The Department of Justice agreed to the settlement with Steven J. Wasserman, M.D., in a suit that got its start when a pathologist at a lab involved in the kickback scheme filed a complaint under the whistleblower provisions of the False Claims Act.
The United States later filed its own complaint, but the original whistleblower, Alan Freedman, M.D., is entitled to more than $4 million of the settlement.
According to the Justice Department, Dr. Wasserman sent skin specimens from Medicare patients to a Tampa pathology lab for testing.
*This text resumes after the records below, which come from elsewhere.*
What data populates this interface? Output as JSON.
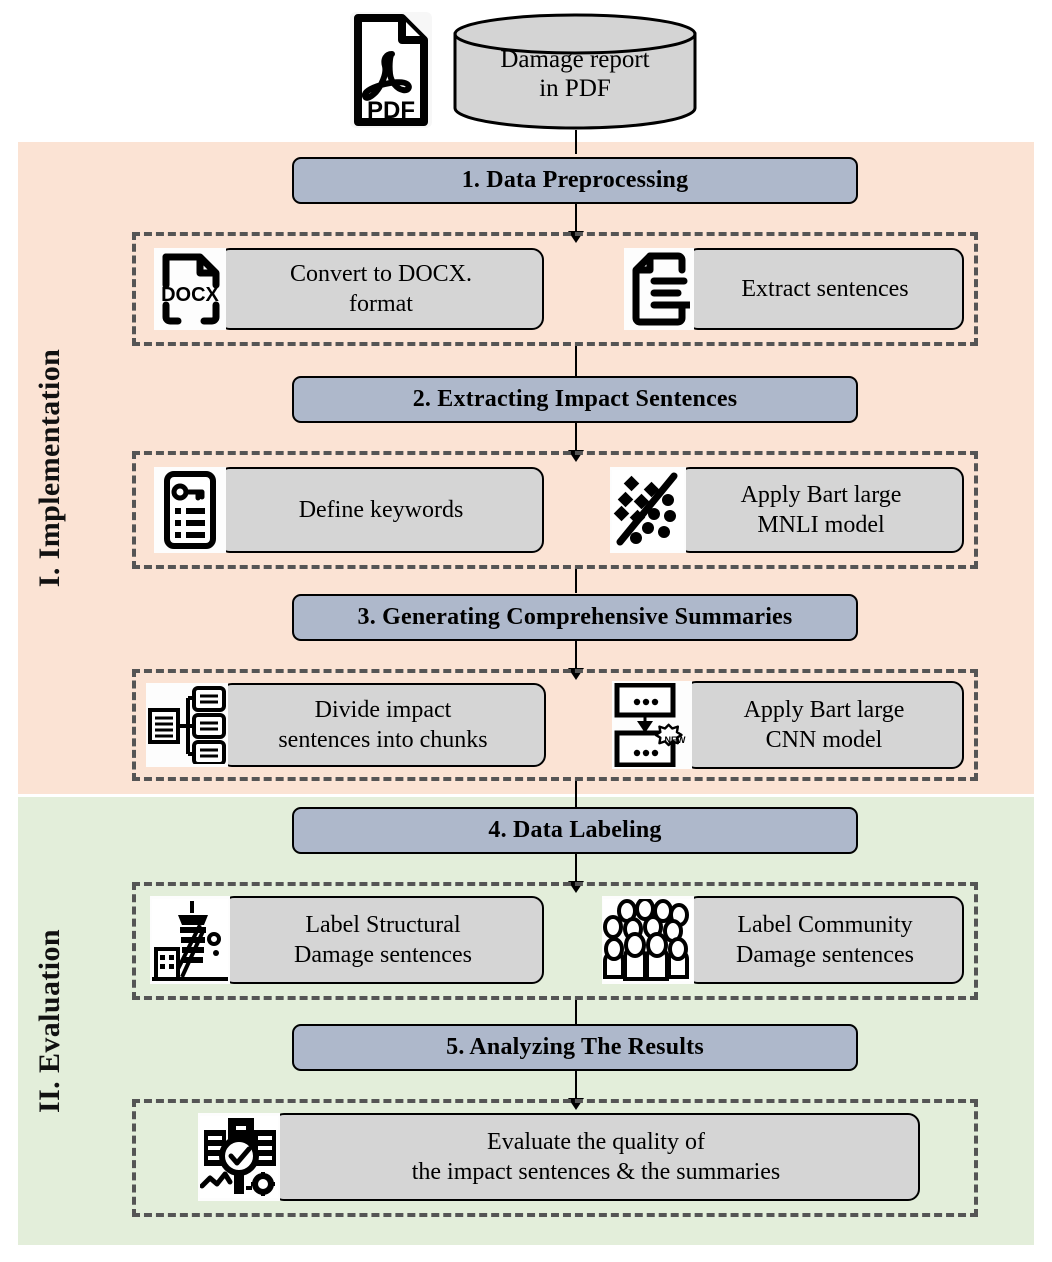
{
  "source": {
    "pdf_icon": "pdf-file-icon",
    "database_label": "Damage report\nin PDF",
    "database_line1": "Damage report",
    "database_line2": "in PDF"
  },
  "sections": [
    {
      "id": "implementation",
      "label": "I. Implementation",
      "color": "#fbe3d4"
    },
    {
      "id": "evaluation",
      "label": "II. Evaluation",
      "color": "#e3eeda"
    }
  ],
  "steps": [
    {
      "id": "step1",
      "title": "1. Data Preprocessing",
      "section": "implementation",
      "tasks": [
        {
          "icon": "docx-file-icon",
          "label_line1": "Convert to DOCX.",
          "label_line2": "format"
        },
        {
          "icon": "extract-sentences-document-icon",
          "label_line1": "Extract sentences",
          "label_line2": ""
        }
      ]
    },
    {
      "id": "step2",
      "title": "2. Extracting Impact Sentences",
      "section": "implementation",
      "tasks": [
        {
          "icon": "keyword-list-icon",
          "label_line1": "Define keywords",
          "label_line2": ""
        },
        {
          "icon": "classification-scatter-icon",
          "label_line1": "Apply Bart large",
          "label_line2": "MNLI model"
        }
      ]
    },
    {
      "id": "step3",
      "title": "3. Generating Comprehensive Summaries",
      "section": "implementation",
      "tasks": [
        {
          "icon": "document-chunking-icon",
          "label_line1": "Divide impact",
          "label_line2": "sentences into chunks"
        },
        {
          "icon": "summarize-new-icon",
          "label_line1": "Apply Bart large",
          "label_line2": "CNN model"
        }
      ]
    },
    {
      "id": "step4",
      "title": "4. Data Labeling",
      "section": "evaluation",
      "tasks": [
        {
          "icon": "damaged-building-icon",
          "label_line1": "Label Structural",
          "label_line2": "Damage sentences"
        },
        {
          "icon": "community-people-icon",
          "label_line1": "Label Community",
          "label_line2": "Damage sentences"
        }
      ]
    },
    {
      "id": "step5",
      "title": "5. Analyzing The Results",
      "section": "evaluation",
      "tasks": [
        {
          "icon": "evaluation-analysis-icon",
          "label_line1": "Evaluate the quality of",
          "label_line2": "the impact sentences & the summaries"
        }
      ]
    }
  ],
  "colors": {
    "implementation_band": "#fbe3d4",
    "evaluation_band": "#e3eeda",
    "process_box": "#aeb8cb",
    "task_pill": "#d5d5d5",
    "dashed_border": "#555555",
    "outline": "#000000"
  },
  "icon_labels": {
    "pdf": "PDF",
    "docx": "DOCX",
    "new_badge": "NEW",
    "dots": "..."
  }
}
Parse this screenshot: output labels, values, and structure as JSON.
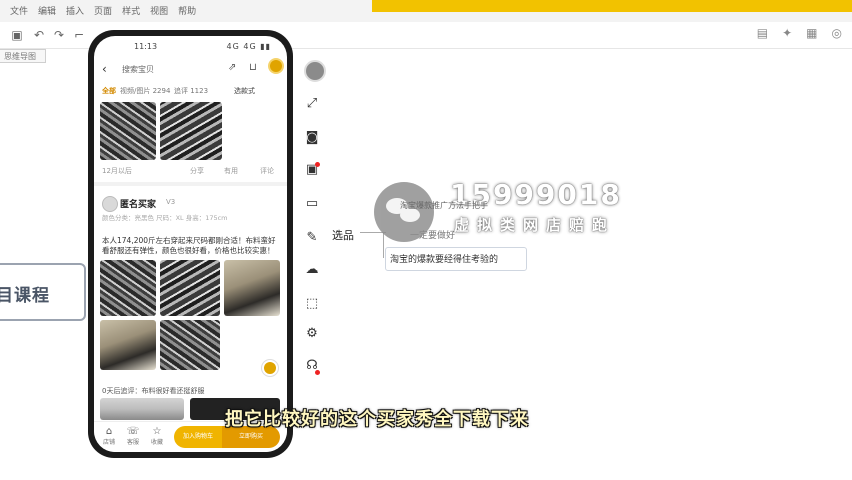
{
  "app": {
    "menu": [
      "文件",
      "编辑",
      "插入",
      "页面",
      "样式",
      "视图",
      "帮助"
    ],
    "doc_tab": "思维导图"
  },
  "course_label": "目课程",
  "phone": {
    "time": "11:13",
    "signal": "4G 4G ▮▮",
    "search_label": "搜索宝贝",
    "filters": {
      "all": "全部",
      "video": "视频/图片 2294",
      "add": "追评 1123",
      "sort": "选款式"
    },
    "post1_meta": {
      "left": "12月以后",
      "share": "分享",
      "like": "有用",
      "comment": "评论"
    },
    "user": {
      "name": "匿名买家",
      "tag": "V3"
    },
    "spec_text": "颜色分类：亮黑色 尺码：XL 身高：175cm",
    "review_text": "本人174,200斤左右穿起来尺码都刚合适！布料蛮好看舒服还有弹性，颜色也很好看，价格也比较实惠！",
    "comment_line": "0天后追评：布料很好看还挺舒服",
    "bottom": {
      "shop": "店铺",
      "service": "客服",
      "fav": "收藏",
      "add_cart": "加入购物车",
      "buy": "立即购买"
    }
  },
  "mindmap": {
    "node": "选品",
    "child_top": "一定要做好",
    "child": "淘宝的爆款要经得住考验的"
  },
  "watermark": {
    "number": "15999018",
    "sub": "虚拟类网店赔跑",
    "overlay": "淘宝爆款推广方法手把手"
  },
  "subtitle": "把它比较好的这个买家秀全下载下来"
}
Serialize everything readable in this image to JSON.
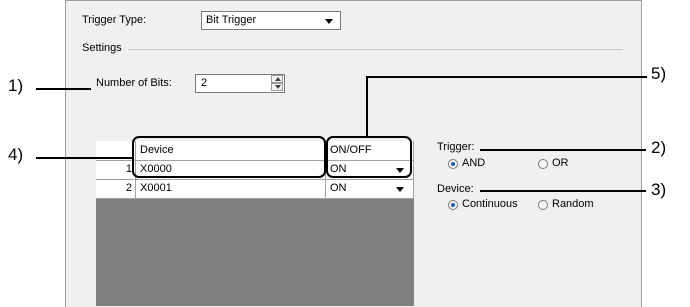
{
  "trigger_type": {
    "label": "Trigger Type:",
    "value": "Bit Trigger"
  },
  "settings": {
    "group_label": "Settings"
  },
  "number_of_bits": {
    "label": "Number of Bits:",
    "value": "2"
  },
  "table": {
    "headers": [
      "Device",
      "ON/OFF"
    ],
    "rows": [
      {
        "index": "1",
        "device": "X0000",
        "state": "ON"
      },
      {
        "index": "2",
        "device": "X0001",
        "state": "ON"
      }
    ]
  },
  "trigger": {
    "label": "Trigger:",
    "options": [
      "AND",
      "OR"
    ],
    "selected": "AND"
  },
  "device": {
    "label": "Device:",
    "options": [
      "Continuous",
      "Random"
    ],
    "selected": "Continuous"
  },
  "callouts": [
    "1)",
    "2)",
    "3)",
    "4)",
    "5)"
  ]
}
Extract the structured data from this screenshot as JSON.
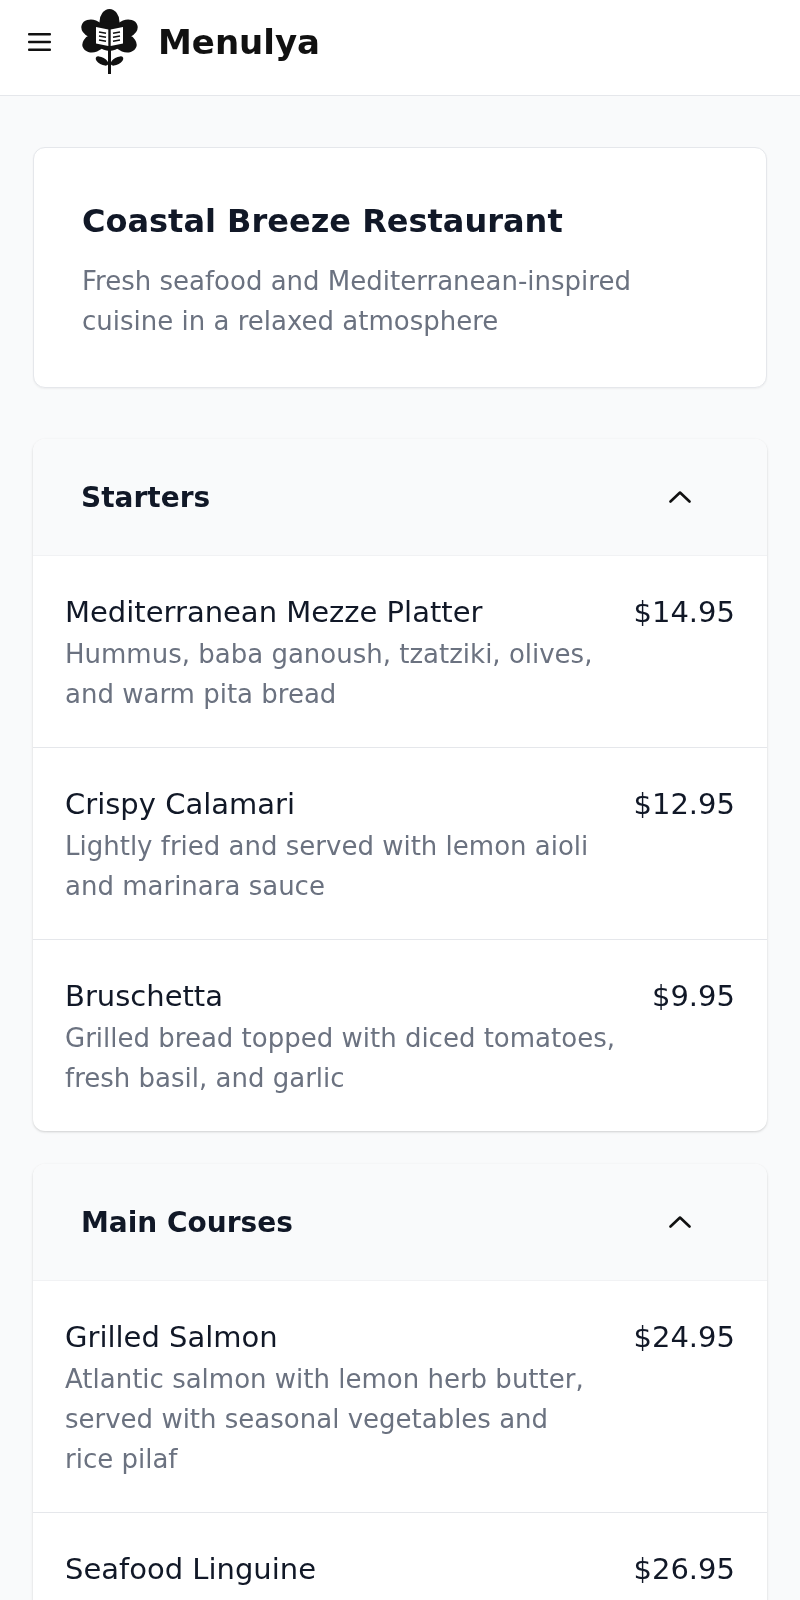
{
  "header": {
    "brand": "Menulya"
  },
  "restaurant": {
    "name": "Coastal Breeze Restaurant",
    "description": "Fresh seafood and Mediterranean-inspired cuisine in a relaxed atmosphere"
  },
  "sections": [
    {
      "title": "Starters",
      "expanded": true,
      "items": [
        {
          "name": "Mediterranean Mezze Platter",
          "price": "$14.95",
          "description": "Hummus, baba ganoush, tzatziki, olives, and warm pita bread"
        },
        {
          "name": "Crispy Calamari",
          "price": "$12.95",
          "description": "Lightly fried and served with lemon aioli and marinara sauce"
        },
        {
          "name": "Bruschetta",
          "price": "$9.95",
          "description": "Grilled bread topped with diced tomatoes, fresh basil, and garlic"
        }
      ]
    },
    {
      "title": "Main Courses",
      "expanded": true,
      "items": [
        {
          "name": "Grilled Salmon",
          "price": "$24.95",
          "description": "Atlantic salmon with lemon herb butter, served with seasonal vegetables and rice pilaf"
        },
        {
          "name": "Seafood Linguine",
          "price": "$26.95"
        }
      ]
    }
  ]
}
In exchange for the referrals, the lab made it seem as if Dr. Wasserman had done the work himself — and Dr. Wasserman then billed Medicare.
To feed this arrangement, the Justice Department alleged, Dr. Wasserman targeted thousands of Medicare patients for unnecessary skin surgeries.
“Doctors who take illegal kickbacks and perform unnecessary procedures not only put their own financial self-interest over their duty to their patients, they raise the cost of health care for all of us,” said Stuart F. Delery, Principal Deputy Assistant Attorney General for the Civil Division of the Department of Justice.
The Employment Law Group® law firm’s whistleblower attorneys have helped many clients file suit against employers that fraudulently bill the U.S. government, and have established favorable precedents under the retaliation provision of the False Claims Act.